The input:

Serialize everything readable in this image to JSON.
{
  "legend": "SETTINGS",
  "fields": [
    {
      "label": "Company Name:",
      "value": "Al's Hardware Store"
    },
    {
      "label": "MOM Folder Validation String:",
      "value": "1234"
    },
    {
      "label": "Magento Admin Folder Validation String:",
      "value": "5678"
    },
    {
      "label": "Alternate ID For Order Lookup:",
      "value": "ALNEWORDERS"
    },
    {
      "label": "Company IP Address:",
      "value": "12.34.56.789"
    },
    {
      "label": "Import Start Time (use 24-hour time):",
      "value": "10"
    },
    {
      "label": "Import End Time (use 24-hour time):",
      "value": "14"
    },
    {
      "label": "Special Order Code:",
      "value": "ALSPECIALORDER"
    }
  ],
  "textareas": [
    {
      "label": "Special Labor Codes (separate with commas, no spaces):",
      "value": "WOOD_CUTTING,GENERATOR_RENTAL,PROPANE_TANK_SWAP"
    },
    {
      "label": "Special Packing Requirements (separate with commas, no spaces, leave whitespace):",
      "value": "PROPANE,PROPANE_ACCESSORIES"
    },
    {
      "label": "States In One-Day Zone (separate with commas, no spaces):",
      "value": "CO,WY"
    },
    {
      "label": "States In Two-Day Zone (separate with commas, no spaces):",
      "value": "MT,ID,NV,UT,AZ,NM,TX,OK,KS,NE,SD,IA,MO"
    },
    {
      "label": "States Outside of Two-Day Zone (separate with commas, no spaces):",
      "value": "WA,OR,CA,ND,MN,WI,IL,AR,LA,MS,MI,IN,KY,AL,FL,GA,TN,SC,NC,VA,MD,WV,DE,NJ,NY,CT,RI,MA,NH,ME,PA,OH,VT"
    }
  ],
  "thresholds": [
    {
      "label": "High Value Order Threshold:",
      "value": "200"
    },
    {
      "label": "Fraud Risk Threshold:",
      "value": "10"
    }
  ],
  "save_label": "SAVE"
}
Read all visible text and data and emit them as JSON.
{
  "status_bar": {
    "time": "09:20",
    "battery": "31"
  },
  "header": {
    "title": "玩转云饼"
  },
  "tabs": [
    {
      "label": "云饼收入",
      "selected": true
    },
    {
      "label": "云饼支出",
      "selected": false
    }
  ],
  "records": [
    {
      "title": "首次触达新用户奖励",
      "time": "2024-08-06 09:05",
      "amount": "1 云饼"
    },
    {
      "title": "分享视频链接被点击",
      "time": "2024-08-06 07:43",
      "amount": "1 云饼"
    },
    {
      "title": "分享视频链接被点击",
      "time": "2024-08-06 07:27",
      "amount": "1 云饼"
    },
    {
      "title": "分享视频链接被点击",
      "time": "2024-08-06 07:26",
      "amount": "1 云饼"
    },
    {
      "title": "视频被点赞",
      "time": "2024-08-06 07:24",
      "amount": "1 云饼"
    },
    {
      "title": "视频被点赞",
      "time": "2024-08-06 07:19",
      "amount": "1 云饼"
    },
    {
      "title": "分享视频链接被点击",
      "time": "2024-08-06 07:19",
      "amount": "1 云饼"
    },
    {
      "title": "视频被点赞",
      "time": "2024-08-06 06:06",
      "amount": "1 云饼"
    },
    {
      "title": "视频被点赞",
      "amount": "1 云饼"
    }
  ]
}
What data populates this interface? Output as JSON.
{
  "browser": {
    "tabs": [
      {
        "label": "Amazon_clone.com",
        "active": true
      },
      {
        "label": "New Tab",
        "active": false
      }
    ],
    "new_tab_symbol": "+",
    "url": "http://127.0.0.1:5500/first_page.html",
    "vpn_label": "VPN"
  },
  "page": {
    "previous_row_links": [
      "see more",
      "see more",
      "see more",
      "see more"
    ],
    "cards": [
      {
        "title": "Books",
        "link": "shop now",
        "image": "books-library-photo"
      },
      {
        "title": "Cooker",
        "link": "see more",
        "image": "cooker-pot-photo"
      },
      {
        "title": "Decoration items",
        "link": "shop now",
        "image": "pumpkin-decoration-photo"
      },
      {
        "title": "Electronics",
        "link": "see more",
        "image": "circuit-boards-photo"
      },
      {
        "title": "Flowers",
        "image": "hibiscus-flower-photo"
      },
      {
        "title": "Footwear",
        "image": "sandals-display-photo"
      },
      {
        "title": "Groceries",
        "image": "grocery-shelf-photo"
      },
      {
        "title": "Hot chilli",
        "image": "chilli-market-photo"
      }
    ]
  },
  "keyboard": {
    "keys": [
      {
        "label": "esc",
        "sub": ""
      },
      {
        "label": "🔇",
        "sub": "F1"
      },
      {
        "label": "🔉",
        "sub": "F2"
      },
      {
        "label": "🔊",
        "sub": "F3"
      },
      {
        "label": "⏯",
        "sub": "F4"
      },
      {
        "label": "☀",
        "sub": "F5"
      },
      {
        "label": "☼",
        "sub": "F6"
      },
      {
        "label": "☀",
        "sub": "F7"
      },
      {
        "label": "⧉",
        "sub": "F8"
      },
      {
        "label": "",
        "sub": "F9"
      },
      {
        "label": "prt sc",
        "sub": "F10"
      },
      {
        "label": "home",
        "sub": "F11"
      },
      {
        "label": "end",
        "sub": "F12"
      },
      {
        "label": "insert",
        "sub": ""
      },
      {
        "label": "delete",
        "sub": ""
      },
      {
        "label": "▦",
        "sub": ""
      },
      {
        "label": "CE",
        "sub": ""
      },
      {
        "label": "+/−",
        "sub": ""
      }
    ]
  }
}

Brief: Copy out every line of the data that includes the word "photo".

Answer to the exercise:
        "image": "books-library-photo"
        "image": "cooker-pot-photo"
        "image": "pumpkin-decoration-photo"
        "image": "circuit-boards-photo"
        "image": "hibiscus-flower-photo"
        "image": "sandals-display-photo"
        "image": "grocery-shelf-photo"
        "image": "chilli-market-photo"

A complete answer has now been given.